There is also considerable debate about the pros and cons of each model with Salovay and Mayer’s ability model attracting the greatest academic recognition but being criticised for lack of face and predictive validity in the workplace. Goleman’s mixed model is dismissed by some as “Pop Psychology” and Bar-On’s model has been criticised as being too broad and overlapping with both personality and competency models.

The popularity of the Goleman’s model arises in part from its accessibility and in part from its description of a range of component skills and conscious abilities that are available to be worked on and improved in the real world. Goleman describes five main components to Emotional Intelligence:


This is the ability to recognise and understand personal moods, emotions and drives and the effect of them on both self and others. Self-awareness depends on one’s ability to monitor one’s own emotional state and to correctly identify and name the emotions being felt.

Developing this ability is essential for realistic self-assessment and builds self-confidence and the ability to take oneself less seriously.


This is the ability to control or re- direct disruptive emotional impulses and moods. It involves the ability to suspend judgement and delay action to allow time for thought. From a neuroscientific perspective, you can frequently observe this skill, or lack of it, by watching response times.

If an angry client is in rapid-fire mode responding to what you say in less than about half a second then it is very likely that they are not giving conscious thought to what is being said to them. Those with this ability will frequently demonstrate trustworthiness, integrity, comfort, with ambiguity and openness to change.

Internal motivation

Frequently seen within veterinary professionals, internal motivation is about working with and for an inner vision of what is important, a curiosity and desire for learning and development, a drive that goes beyond external rewards such as money or status.

There is often a strong drive to achieve, optimism even in the face of failure and organisational commitment. There are also risks, particularly in the presence of an undue sense of perfectionism.


This relates to the ability to understand the emotional make-up of others and the skill to treat people according to their emotional reactions. It includes skills in building and maintaining relationships with those we come into contact with on a daily basis.

Though central to a service profession, empathy can tend to be somewhat less well developed in those with an isolated background and an intensive/competitive scientific training. Empathy often does, but does not necessarily, imply compassion; it can be used for both good and bad.

Social skills

This involves the ability to manage relationships, build networks, find common ground and build rapport.

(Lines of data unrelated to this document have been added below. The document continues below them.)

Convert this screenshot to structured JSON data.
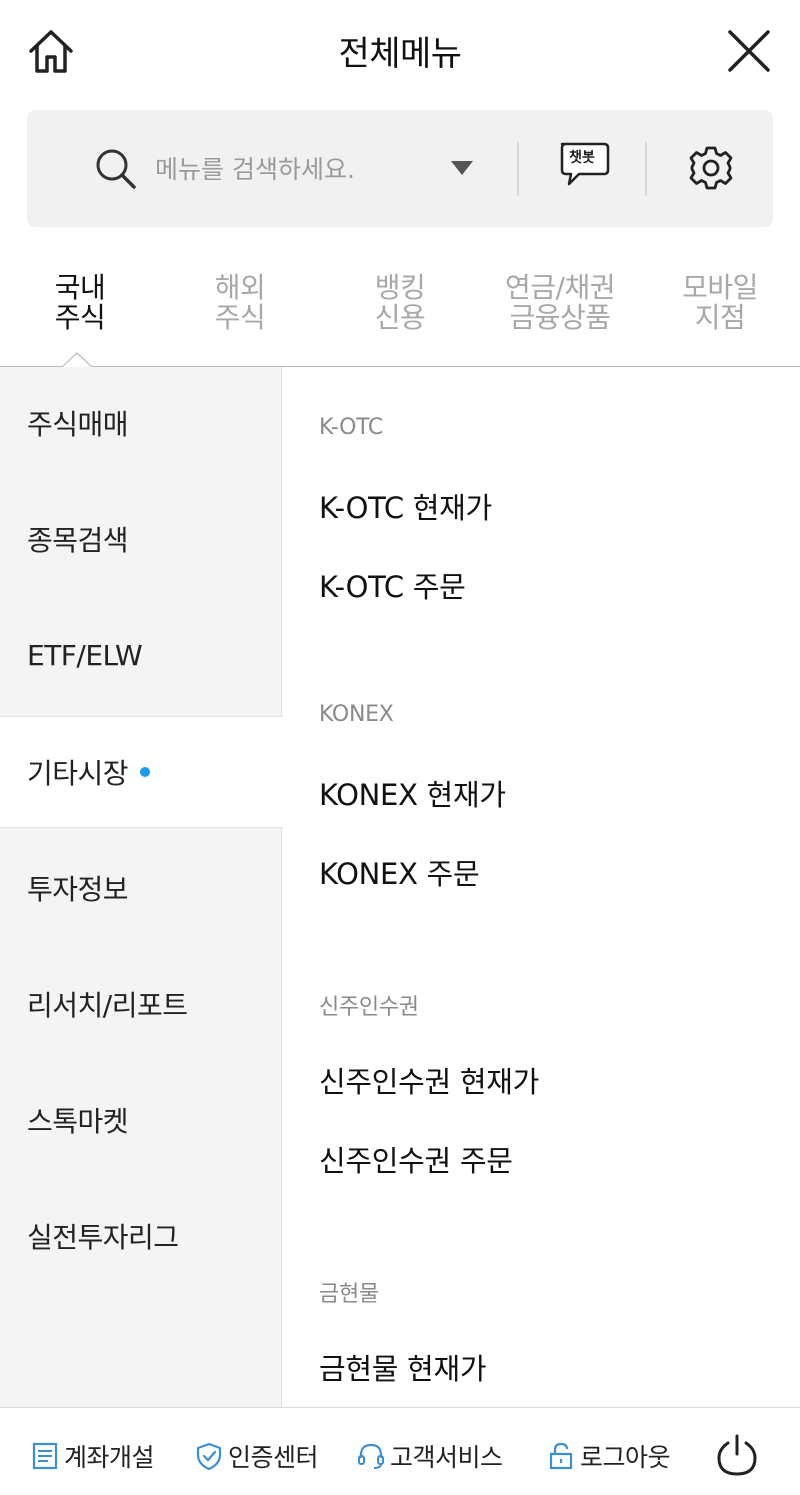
{
  "header": {
    "title": "전체메뉴"
  },
  "search": {
    "placeholder": "메뉴를 검색하세요.",
    "chatbot_label": "챗봇"
  },
  "tabs": [
    {
      "label": "국내\n주식",
      "active": true
    },
    {
      "label": "해외\n주식",
      "active": false
    },
    {
      "label": "뱅킹\n신용",
      "active": false
    },
    {
      "label": "연금/채권\n금융상품",
      "active": false
    },
    {
      "label": "모바일\n지점",
      "active": false
    }
  ],
  "left_menu": [
    {
      "label": "주식매매"
    },
    {
      "label": "종목검색"
    },
    {
      "label": "ETF/ELW"
    },
    {
      "label": "기타시장",
      "active": true
    },
    {
      "label": "투자정보"
    },
    {
      "label": "리서치/리포트"
    },
    {
      "label": "스톡마켓"
    },
    {
      "label": "실전투자리그"
    }
  ],
  "sections": [
    {
      "header": "K-OTC",
      "items": [
        "K-OTC 현재가",
        "K-OTC 주문"
      ]
    },
    {
      "header": "KONEX",
      "items": [
        "KONEX 현재가",
        "KONEX 주문"
      ]
    },
    {
      "header": "신주인수권",
      "items": [
        "신주인수권 현재가",
        "신주인수권 주문"
      ]
    },
    {
      "header": "금현물",
      "items": [
        "금현물 현재가"
      ]
    }
  ],
  "bottom_bar": {
    "account_open": "계좌개설",
    "cert_center": "인증센터",
    "customer_service": "고객서비스",
    "logout": "로그아웃"
  },
  "colors": {
    "accent_dot": "#1a9cf0",
    "icon_blue": "#3a8fd6"
  }
}
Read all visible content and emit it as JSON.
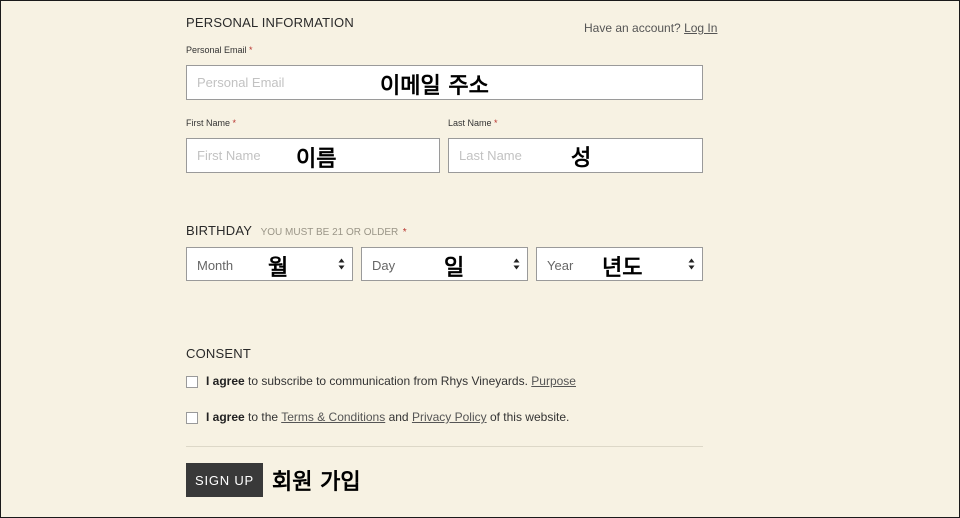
{
  "personal": {
    "title": "PERSONAL INFORMATION",
    "have_account": "Have an account?",
    "login_label": "Log In",
    "email_label": "Personal Email",
    "email_placeholder": "Personal Email",
    "first_name_label": "First Name",
    "first_name_placeholder": "First Name",
    "last_name_label": "Last Name",
    "last_name_placeholder": "Last Name",
    "required_mark": "*"
  },
  "birthday": {
    "title": "BIRTHDAY",
    "note": "YOU MUST BE 21 OR OLDER",
    "month_placeholder": "Month",
    "day_placeholder": "Day",
    "year_placeholder": "Year"
  },
  "consent": {
    "title": "CONSENT",
    "item1": {
      "agree": "I agree",
      "text": " to subscribe to communication from Rhys Vineyards. ",
      "link": "Purpose"
    },
    "item2": {
      "agree": "I agree",
      "text_before": " to the ",
      "link1": "Terms & Conditions",
      "text_mid": " and ",
      "link2": "Privacy Policy",
      "text_after": " of this website."
    }
  },
  "signup_label": "SIGN UP",
  "annotations": {
    "email": "이메일 주소",
    "first_name": "이름",
    "last_name": "성",
    "month": "월",
    "day": "일",
    "year": "년도",
    "signup": "회원 가입"
  }
}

It will often help when leading change, being persuasive, building expertise and getting great performance from teams.

Whilst complex and somewhat uncertain, Emotional Intelligence reflects a central set of competences within what it is to be a veterinary professional.

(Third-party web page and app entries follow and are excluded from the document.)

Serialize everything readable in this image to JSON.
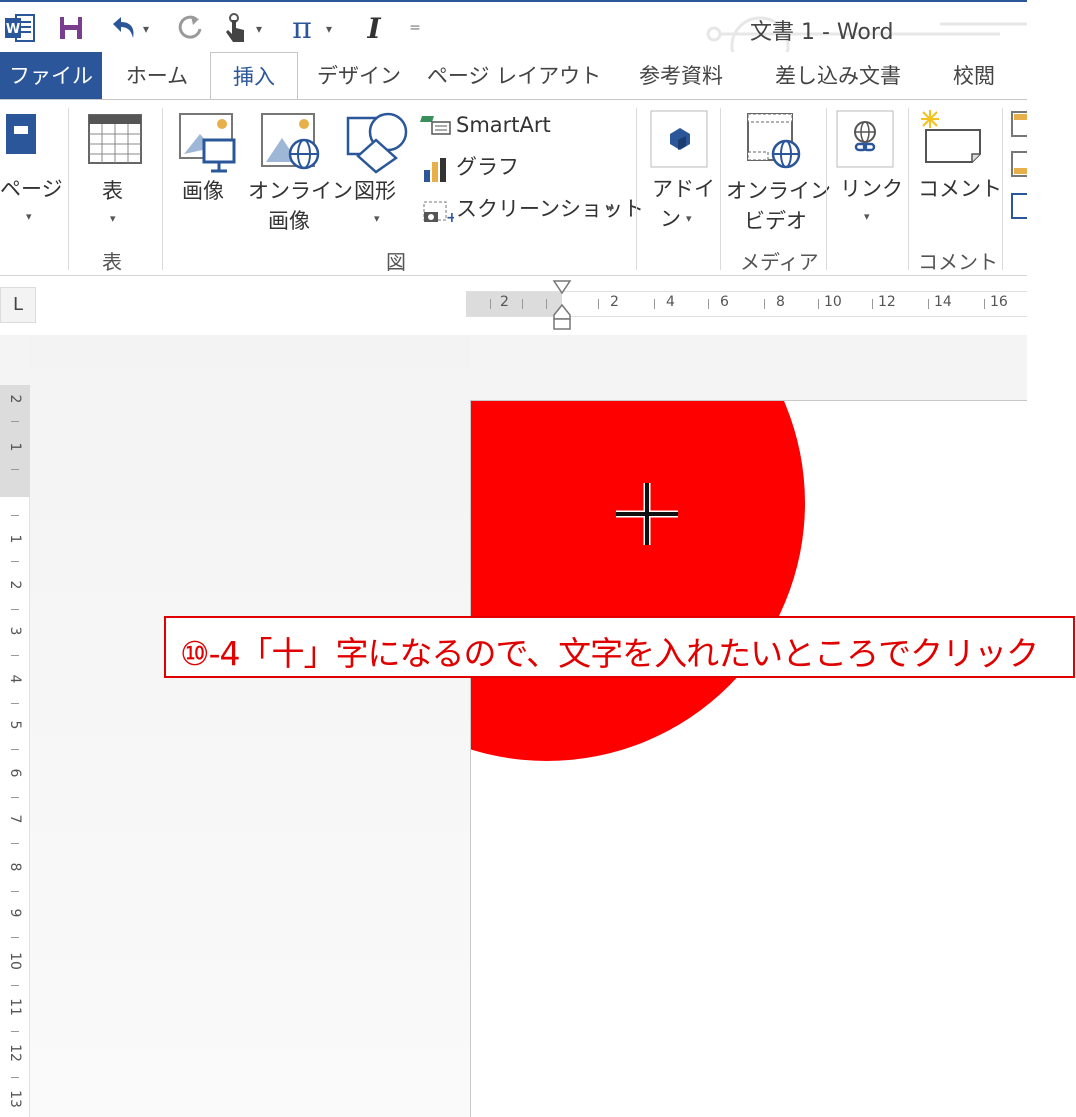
{
  "window": {
    "title": "文書 1 - Word"
  },
  "quick_access": {
    "items": [
      {
        "icon": "word-logo-icon"
      },
      {
        "icon": "save-icon"
      },
      {
        "icon": "undo-icon"
      },
      {
        "icon": "redo-icon"
      },
      {
        "icon": "touch-mode-icon"
      },
      {
        "icon": "equation-pi-icon",
        "glyph": "π"
      },
      {
        "icon": "italic-icon",
        "glyph": "I"
      },
      {
        "icon": "customize-qat-icon",
        "glyph": "="
      }
    ]
  },
  "tabs": [
    {
      "label": "ファイル",
      "type": "file"
    },
    {
      "label": "ホーム"
    },
    {
      "label": "挿入",
      "active": true
    },
    {
      "label": "デザイン"
    },
    {
      "label": "ページ レイアウト"
    },
    {
      "label": "参考資料"
    },
    {
      "label": "差し込み文書"
    },
    {
      "label": "校閲"
    }
  ],
  "ribbon": {
    "pages": {
      "label": "ページ"
    },
    "table": {
      "label": "表",
      "group": "表"
    },
    "illustrations": {
      "group": "図",
      "picture": "画像",
      "online_picture_line1": "オンライン",
      "online_picture_line2": "画像",
      "shapes": "図形",
      "smartart": "SmartArt",
      "chart": "グラフ",
      "screenshot": "スクリーンショット"
    },
    "addins": {
      "label_line1": "アドイ",
      "label_line2": "ン"
    },
    "media": {
      "group": "メディア",
      "online_video_line1": "オンライン",
      "online_video_line2": "ビデオ"
    },
    "links": {
      "label": "リンク"
    },
    "comments": {
      "group": "コメント",
      "comment": "コメント"
    }
  },
  "ruler": {
    "tab_selector": "L",
    "h_numbers": [
      "2",
      "2",
      "4",
      "6",
      "8",
      "10",
      "12",
      "14",
      "16"
    ],
    "v_numbers": [
      "2",
      "1",
      "1",
      "2",
      "3",
      "4",
      "5",
      "6",
      "7",
      "8",
      "9",
      "10",
      "11",
      "12",
      "13"
    ]
  },
  "shape": {
    "type": "circle",
    "color": "#ff0000",
    "cursor": "crosshair-icon"
  },
  "callout": {
    "text": "⑩-4「十」字になるので、文字を入れたいところでクリック",
    "color": "#e00000"
  },
  "colors": {
    "accent": "#2b579a"
  }
}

Education in this area remains basic within the profession but in the increasingly more challenging environment ahead it may make the difference between success and failure.

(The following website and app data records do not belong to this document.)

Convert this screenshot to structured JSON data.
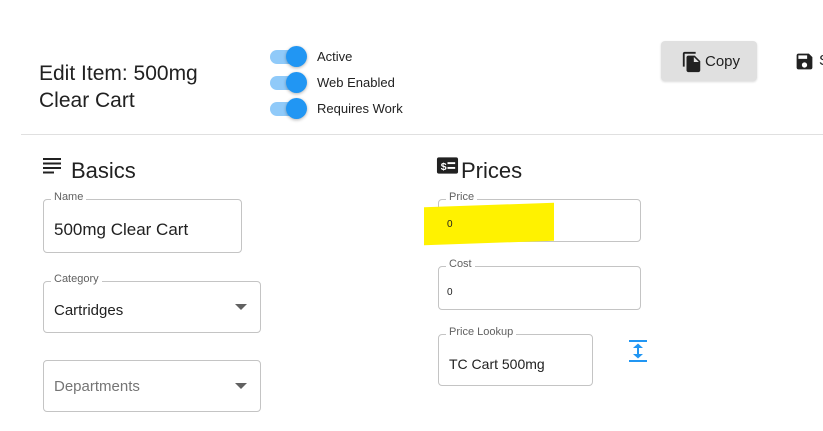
{
  "header": {
    "title": "Edit Item: 500mg Clear Cart",
    "toggles": [
      {
        "label": "Active",
        "on": true
      },
      {
        "label": "Web Enabled",
        "on": true
      },
      {
        "label": "Requires Work",
        "on": true
      }
    ],
    "copy_label": "Copy",
    "save_label": "S"
  },
  "basics": {
    "heading": "Basics",
    "icon": "notes-icon",
    "name_field": {
      "label": "Name",
      "value": "500mg Clear Cart"
    },
    "category_field": {
      "label": "Category",
      "value": "Cartridges"
    },
    "departments_field": {
      "placeholder": "Departments"
    }
  },
  "prices": {
    "heading": "Prices",
    "icon": "price-tag-icon",
    "price_field": {
      "label": "Price",
      "value": "0"
    },
    "cost_field": {
      "label": "Cost",
      "value": "0"
    },
    "lookup_field": {
      "label": "Price Lookup",
      "value": "TC Cart 500mg"
    }
  },
  "colors": {
    "accent": "#2196f3",
    "accent_light": "#90caf9",
    "highlight": "#fff200",
    "button_bg": "#e0e0e0"
  }
}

If you would like to learn more about Emotional Intelligence, e-mail